§ EXERCISE: Exact copies of all the records below should be returned.

Stored items
_ _ _ _ _

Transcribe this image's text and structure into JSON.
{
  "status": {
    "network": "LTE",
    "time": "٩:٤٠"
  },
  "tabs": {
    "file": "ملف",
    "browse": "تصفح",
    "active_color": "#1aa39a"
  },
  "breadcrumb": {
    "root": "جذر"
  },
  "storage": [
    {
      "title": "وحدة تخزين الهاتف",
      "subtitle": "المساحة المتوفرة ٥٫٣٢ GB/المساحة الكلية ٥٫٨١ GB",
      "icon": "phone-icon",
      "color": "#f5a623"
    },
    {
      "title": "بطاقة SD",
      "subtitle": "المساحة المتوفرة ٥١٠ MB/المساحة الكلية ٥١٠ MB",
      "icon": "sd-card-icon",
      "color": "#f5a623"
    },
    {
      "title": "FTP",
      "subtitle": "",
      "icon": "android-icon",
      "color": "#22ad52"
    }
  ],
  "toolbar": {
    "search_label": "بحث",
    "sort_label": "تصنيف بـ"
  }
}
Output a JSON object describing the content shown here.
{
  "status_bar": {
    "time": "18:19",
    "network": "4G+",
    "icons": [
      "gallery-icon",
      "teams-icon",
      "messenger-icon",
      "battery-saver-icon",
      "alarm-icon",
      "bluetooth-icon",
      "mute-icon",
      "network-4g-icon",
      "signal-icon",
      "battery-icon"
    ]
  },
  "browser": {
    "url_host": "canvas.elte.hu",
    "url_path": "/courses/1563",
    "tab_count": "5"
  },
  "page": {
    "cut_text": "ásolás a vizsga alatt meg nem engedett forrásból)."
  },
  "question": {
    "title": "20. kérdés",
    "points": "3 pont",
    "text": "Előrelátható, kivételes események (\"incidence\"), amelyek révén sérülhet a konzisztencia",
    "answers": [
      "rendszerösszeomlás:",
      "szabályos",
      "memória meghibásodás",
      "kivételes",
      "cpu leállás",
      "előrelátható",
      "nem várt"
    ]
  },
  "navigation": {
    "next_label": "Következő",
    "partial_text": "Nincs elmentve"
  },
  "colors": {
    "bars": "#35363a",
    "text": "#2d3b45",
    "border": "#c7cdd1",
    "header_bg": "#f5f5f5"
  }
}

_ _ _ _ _

§ RESPONSE AREA:
Transcribe this image's text and structure into JSON.
{
  "status": {
    "network": "LTE",
    "time": "٩:٤٠"
  },
  "tabs": {
    "file": "ملف",
    "browse": "تصفح",
    "active_color": "#1aa39a"
  },
  "breadcrumb": {
    "root": "جذر"
  },
  "storage": [
    {
      "title": "وحدة تخزين الهاتف",
      "subtitle": "المساحة المتوفرة ٥٫٣٢ GB/المساحة الكلية ٥٫٨١ GB",
      "icon": "phone-icon",
      "color": "#f5a623"
    },
    {
      "title": "بطاقة SD",
      "subtitle": "المساحة المتوفرة ٥١٠ MB/المساحة الكلية ٥١٠ MB",
      "icon": "sd-card-icon",
      "color": "#f5a623"
    },
    {
      "title": "FTP",
      "subtitle": "",
      "icon": "android-icon",
      "color": "#22ad52"
    }
  ],
  "toolbar": {
    "search_label": "بحث",
    "sort_label": "تصنيف بـ"
  }
}
Output a JSON object describing the content shown here.
{
  "status_bar": {
    "time": "18:19",
    "network": "4G+",
    "icons": [
      "gallery-icon",
      "teams-icon",
      "messenger-icon",
      "battery-saver-icon",
      "alarm-icon",
      "bluetooth-icon",
      "mute-icon",
      "network-4g-icon",
      "signal-icon",
      "battery-icon"
    ]
  },
  "browser": {
    "url_host": "canvas.elte.hu",
    "url_path": "/courses/1563",
    "tab_count": "5"
  },
  "page": {
    "cut_text": "ásolás a vizsga alatt meg nem engedett forrásból)."
  },
  "question": {
    "title": "20. kérdés",
    "points": "3 pont",
    "text": "Előrelátható, kivételes események (\"incidence\"), amelyek révén sérülhet a konzisztencia",
    "answers": [
      "rendszerösszeomlás:",
      "szabályos",
      "memória meghibásodás",
      "kivételes",
      "cpu leállás",
      "előrelátható",
      "nem várt"
    ]
  },
  "navigation": {
    "next_label": "Következő",
    "partial_text": "Nincs elmentve"
  },
  "colors": {
    "bars": "#35363a",
    "text": "#2d3b45",
    "border": "#c7cdd1",
    "header_bg": "#f5f5f5"
  }
}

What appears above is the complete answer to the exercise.